🔥Let’s Do DevOps: Writing Modular, Centralized, Custom Terraform GitHub Actions 🚀
This blog series focuses on presenting complex DevOps projects as simple and approachable via plain language and lots of pictures. You can do it!
Back in the Azure DevOps (ADO) days, I grew our terraform pipelines from a single POC to several hundred. Around about 40 pipelines I got really annoyed updating each pipeline with the innovations I was creating, and decided to start templating them out. On ADO that was incredibly easy — you could reference even single steps in a file, and they’d be pulled into the template — it worked amazingly.
Things aren’t as easy over at GitHub, but they can also be made to work well!

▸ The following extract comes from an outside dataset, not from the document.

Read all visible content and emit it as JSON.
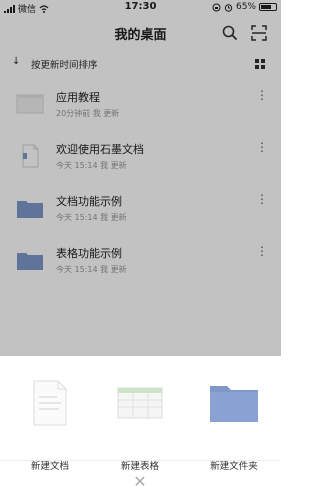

As part of this project, I was maintaining almost a dozen pipelines across a half dozen repos, and every time I’d come up with an innovation or bug-fix, I’d have to roll it out everywhere — but no longer! I implemented centralized Actions that I wrote, that each repo in our Organization can reference, and now I make changes in one place.

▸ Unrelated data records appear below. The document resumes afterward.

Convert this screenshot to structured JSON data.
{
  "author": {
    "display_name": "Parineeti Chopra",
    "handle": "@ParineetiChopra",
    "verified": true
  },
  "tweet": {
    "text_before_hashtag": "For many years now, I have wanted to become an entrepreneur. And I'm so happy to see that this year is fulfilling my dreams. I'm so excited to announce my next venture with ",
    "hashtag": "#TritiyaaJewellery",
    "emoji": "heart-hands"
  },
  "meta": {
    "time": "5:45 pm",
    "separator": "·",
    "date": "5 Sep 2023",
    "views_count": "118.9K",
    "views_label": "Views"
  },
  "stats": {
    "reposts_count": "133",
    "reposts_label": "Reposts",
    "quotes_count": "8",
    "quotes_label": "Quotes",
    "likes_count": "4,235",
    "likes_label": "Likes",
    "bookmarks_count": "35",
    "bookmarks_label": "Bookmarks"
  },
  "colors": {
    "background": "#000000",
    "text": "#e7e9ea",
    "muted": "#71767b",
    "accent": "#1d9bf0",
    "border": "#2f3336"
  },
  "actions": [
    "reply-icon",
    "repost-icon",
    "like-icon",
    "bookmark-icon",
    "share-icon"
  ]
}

Let’s talk about Reusable Workflows, which I didn’t use here, and why.
If you want to skip right to the code, scroll all the way to the bottom for the GitHub Repo link! 🚀 🥳
Way Easier: Reusable Workflows
GitHub’s newest innovation to permit easily sharing Actions among many repos is called a Reusable Workflow. This permits a Job (not a Step) to call another Action, and have it run and track it. I explored this pretty thoroughly in this story:
🔥Let’s Do DevOps: GitHub Reuseable Actions — Theory, Matrix, Concurrency, Make it all Dynamic 🚀
This blog series focuses on presenting complex DevOps projects as simple and approachable via plain language and lots…
It works great! However, note what I said in brackets above — it must be called as a Job, not as a Step. So if we want to call the Action lots of times in a matrix pattern (super common and effective for Terraform Validation, in my experience), we can set all the permutated variables in the